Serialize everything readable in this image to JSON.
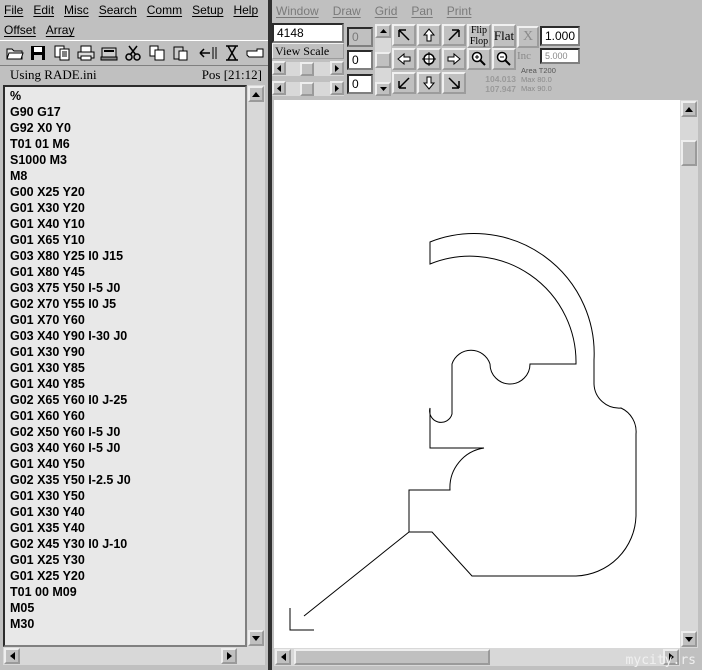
{
  "editor_window": {
    "menu_row1": [
      "File",
      "Edit",
      "Misc",
      "Search",
      "Comm",
      "Setup",
      "Help"
    ],
    "menu_row2": [
      "Offset",
      "Array"
    ],
    "config_label": "Using RADE.ini",
    "position": "Pos [21:12]",
    "code_lines": [
      "%",
      "G90 G17",
      "G92 X0 Y0",
      "T01 01 M6",
      "S1000 M3",
      "M8",
      "G00 X25 Y20",
      "G01 X30 Y20",
      "G01 X40 Y10",
      "G01 X65 Y10",
      "G03 X80 Y25 I0 J15",
      "G01 X80 Y45",
      "G03 X75 Y50 I-5 J0",
      "G02 X70 Y55 I0 J5",
      "G01 X70 Y60",
      "G03 X40 Y90 I-30 J0",
      "G01 X30 Y90",
      "G01 X30 Y85",
      "G01 X40 Y85",
      "G02 X65 Y60 I0 J-25",
      "G01 X60 Y60",
      "G02 X50 Y60 I-5 J0",
      "G03 X40 Y60 I-5 J0",
      "G01 X40 Y50",
      "G02 X35 Y50 I-2.5 J0",
      "G01 X30 Y50",
      "G01 X30 Y40",
      "G01 X35 Y40",
      "G02 X45 Y30 I0 J-10",
      "G01 X25 Y30",
      "G01 X25 Y20",
      "T01 00 M09",
      "M05",
      "M30"
    ]
  },
  "draw_window": {
    "menu": [
      "Window",
      "Draw",
      "Grid",
      "Pan",
      "Print"
    ],
    "count_value": "4148",
    "view_scale_label": "View Scale",
    "offset_values": [
      "0",
      "0",
      "0"
    ],
    "flip_label_1": "Flip",
    "flip_label_2": "Flop",
    "flat_label": "Flat",
    "x_label": "X",
    "x_value": "1.000",
    "inc_label": "Inc",
    "inc_value": "5.000",
    "coord_x": "104.013",
    "coord_y": "107.947",
    "area_label": "Area T200",
    "max_x": "Max 80.0",
    "max_y": "Max 90.0"
  },
  "watermark": "mycity.rs"
}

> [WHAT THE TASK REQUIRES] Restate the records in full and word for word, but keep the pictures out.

> [REPLY]
Serialize everything readable in this image to JSON.
{
  "editor_window": {
    "menu_row1": [
      "File",
      "Edit",
      "Misc",
      "Search",
      "Comm",
      "Setup",
      "Help"
    ],
    "menu_row2": [
      "Offset",
      "Array"
    ],
    "config_label": "Using RADE.ini",
    "position": "Pos [21:12]",
    "code_lines": [
      "%",
      "G90 G17",
      "G92 X0 Y0",
      "T01 01 M6",
      "S1000 M3",
      "M8",
      "G00 X25 Y20",
      "G01 X30 Y20",
      "G01 X40 Y10",
      "G01 X65 Y10",
      "G03 X80 Y25 I0 J15",
      "G01 X80 Y45",
      "G03 X75 Y50 I-5 J0",
      "G02 X70 Y55 I0 J5",
      "G01 X70 Y60",
      "G03 X40 Y90 I-30 J0",
      "G01 X30 Y90",
      "G01 X30 Y85",
      "G01 X40 Y85",
      "G02 X65 Y60 I0 J-25",
      "G01 X60 Y60",
      "G02 X50 Y60 I-5 J0",
      "G03 X40 Y60 I-5 J0",
      "G01 X40 Y50",
      "G02 X35 Y50 I-2.5 J0",
      "G01 X30 Y50",
      "G01 X30 Y40",
      "G01 X35 Y40",
      "G02 X45 Y30 I0 J-10",
      "G01 X25 Y30",
      "G01 X25 Y20",
      "T01 00 M09",
      "M05",
      "M30"
    ]
  },
  "draw_window": {
    "menu": [
      "Window",
      "Draw",
      "Grid",
      "Pan",
      "Print"
    ],
    "count_value": "4148",
    "view_scale_label": "View Scale",
    "offset_values": [
      "0",
      "0",
      "0"
    ],
    "flip_label_1": "Flip",
    "flip_label_2": "Flop",
    "flat_label": "Flat",
    "x_label": "X",
    "x_value": "1.000",
    "inc_label": "Inc",
    "inc_value": "5.000",
    "coord_x": "104.013",
    "coord_y": "107.947",
    "area_label": "Area T200",
    "max_x": "Max 80.0",
    "max_y": "Max 90.0"
  },
  "watermark": "mycity.rs"
}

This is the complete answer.